John Datserakis

John Datserakis

How To Use MySQL And Async/Await With Your Koa Node.js Application

Old and new, an unsurprisingly pleasant match. As a long-time MySQL user it was only natural that I wanted to wire up my Koa application to the weathered database system. Looking to do the same? Let's walk through a bit of the process to get this started.

Getting started

First, you'll want to have a koa application started. If you need a demo project to follow along with, just check out the demo Koa app I made and open-sourced on GitHub. You're welcome to use the code as a starting point for your application.

Next you'll want to have a node-mysql package installed. There's a few versions to choose from - we're going to be using promise-mysql - which I really like because it let's us use our db calls as Promises with ease. What's really great is that it relies on all of the original node-mysql's documentation.

1npm install promise-mysql

Now we'll need to create a db.js file. I put mine in its own folder in my src directory.

Creating a connection pool

Let's create a db connection pool in db.js.

1import mysql from 'promise-mysql'; 2import {} from 'dotenv/config'; 3 4const config = { 5 host: process.env.DB_HOST, 6 port: process.env.DB_PORT, 7 user: process.env.DB_USER, 8 password: process.env.DB_PASSWORD, 9 database: process.env.DB_DATABASE, 10 connectionLimit: 100, 11}; 12 13const pool = mysql.createPool(config); 14 15export default pool;

In the code above I'm using the awesome dotenv package to access the database credentials I have stored in my .env file. I suggest you do the same. You never want to hardcode something like a database username or password.

As you can see, the code is pretty self-explanatory. Note - we export the pool variable we create so we can use it in our data models.

So let's say you want to make a database call to grab some an item by using its id. You could do the following:

1// From your router 2 3router.get('/item/:id', async (ctx, next) => { 4 let item = await show(; 5 ctx.body = item; 6}) 7 8// In your controller/model 9 10import pool from '../db/db'; 11 12async show(id) { 13 try { 14 //Find item 15 let itemData = await pool.query( 16 " 17 SELECT id, title, content 18 FROM items 19 WHERE id = ? 20 ", 21 [id] 22 ); 23 return itemData[0]; 24 } catch (error) { 25 console.log(error); 26 ctx.throw(400, 'INVALID_DATA'); 27 } 28}

So let's take a look at this piece by piece. You may already have noticed that instead of using .then with our Promises, we're using async and await . This is a awesome improvement for Node and I recommend you read into it further if this is your first time seeing it.

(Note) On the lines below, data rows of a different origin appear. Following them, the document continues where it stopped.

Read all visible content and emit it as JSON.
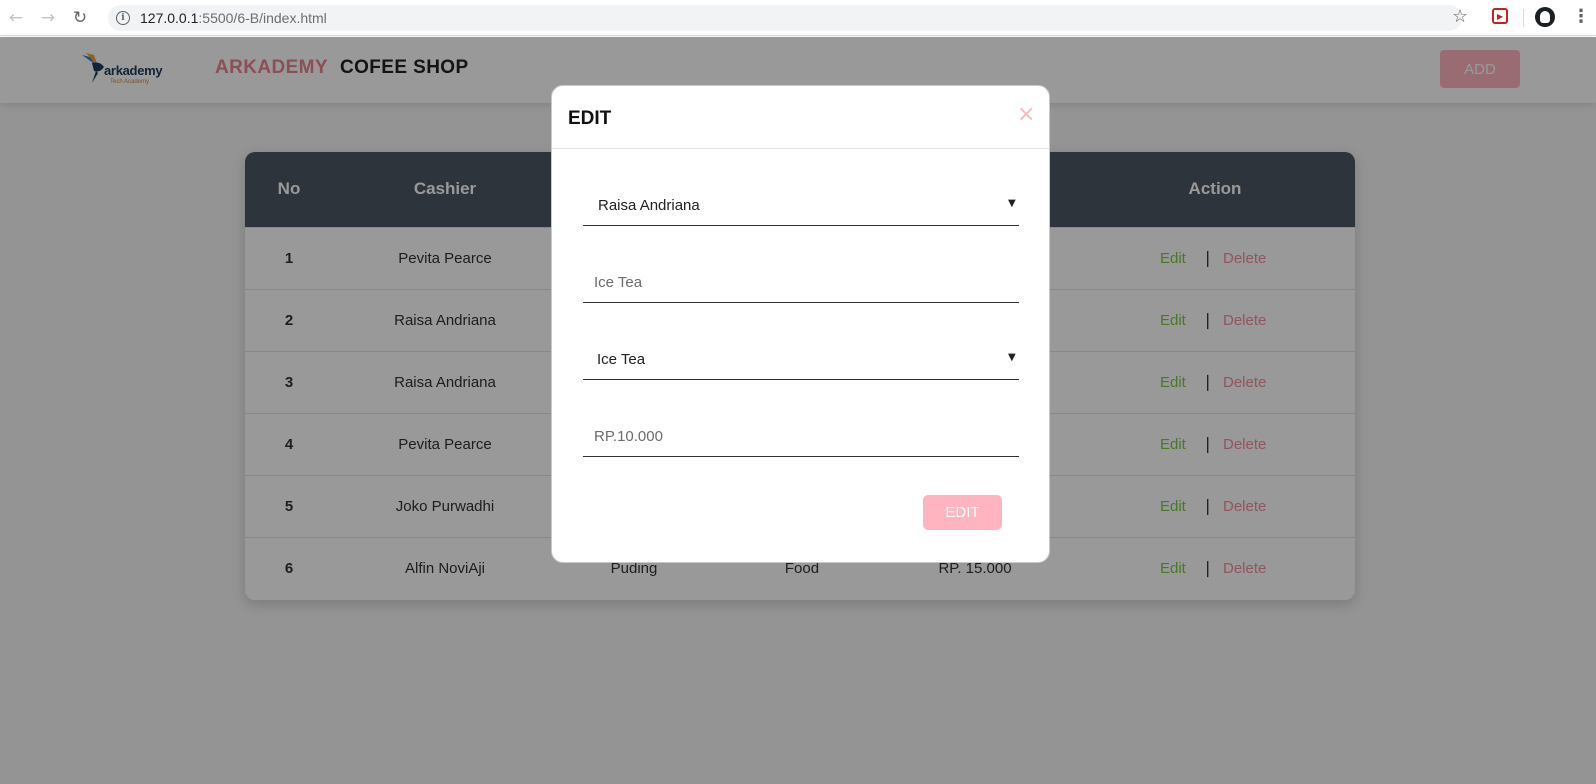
{
  "browser": {
    "url_host": "127.0.0.1",
    "url_path": ":5500/6-B/index.html",
    "back_icon": "←",
    "forward_icon": "→",
    "reload_icon": "↻",
    "info_icon": "i",
    "star_icon": "☆",
    "menu_icon": "⋮"
  },
  "navbar": {
    "logo_text": "arkademy",
    "logo_sub": "Tech Academy",
    "brand_primary": "ARKADEMY",
    "brand_secondary": "COFEE SHOP",
    "add_label": "ADD",
    "colors": {
      "brand_pink": "#e8848f",
      "add_button": "#ffb4c0"
    }
  },
  "table": {
    "headers": {
      "no": "No",
      "cashier": "Cashier",
      "action": "Action"
    },
    "rows": [
      {
        "no": "1",
        "cashier": "Pevita Pearce",
        "edit": "Edit",
        "sep": "|",
        "delete": "Delete"
      },
      {
        "no": "2",
        "cashier": "Raisa Andriana",
        "edit": "Edit",
        "sep": "|",
        "delete": "Delete"
      },
      {
        "no": "3",
        "cashier": "Raisa Andriana",
        "edit": "Edit",
        "sep": "|",
        "delete": "Delete"
      },
      {
        "no": "4",
        "cashier": "Pevita Pearce",
        "edit": "Edit",
        "sep": "|",
        "delete": "Delete"
      },
      {
        "no": "5",
        "cashier": "Joko Purwadhi",
        "edit": "Edit",
        "sep": "|",
        "delete": "Delete"
      },
      {
        "no": "6",
        "cashier": "Alfin NoviAji",
        "product": "Puding",
        "category": "Food",
        "price": "RP. 15.000",
        "edit": "Edit",
        "sep": "|",
        "delete": "Delete"
      }
    ],
    "colors": {
      "header_bg": "#4c5865",
      "edit": "#7ac943",
      "delete": "#f28e9c"
    }
  },
  "modal": {
    "title": "EDIT",
    "close_icon": "×",
    "cashier_select": "Raisa Andriana",
    "product_placeholder": "Ice Tea",
    "category_select": "Ice Tea",
    "price_placeholder": "RP.10.000",
    "caret": "▼",
    "submit_label": "EDIT"
  }
}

Basically, it lets you use try/catch blocks to run your Promises - avoiding what is known as callback-hell in the Node community.

In our router we run show() - which is a function that returns a value that been retrieved from a Promise. Once that value is retrieved we'll have Koa display it as a response.

When show() is run we open up a try/catch block and attempt to SELECT from our database. As you can see, we we simply stick an await keyword in front of our pool.query . The rest is pretty straightforward - the node-mysql package will properly escape data with using the question mark escaping method. As you can see, the ? in our WHERE statement is being supplied by the id variable we plug in at the end.

Then, we simply return our response back to our router. I take a little bit of a different route for some of this in my demo Koa app - but I wanted to tighten in up length-wise to make it easier to comprehend for beginners in this example.

That's it - you're well on your way to making that SPA you have in mind!

Make sure to read up on exactly what node-mysql functionality has to offer - after using PDO in PHP for years I was pleasantly surprised with the package's maturity.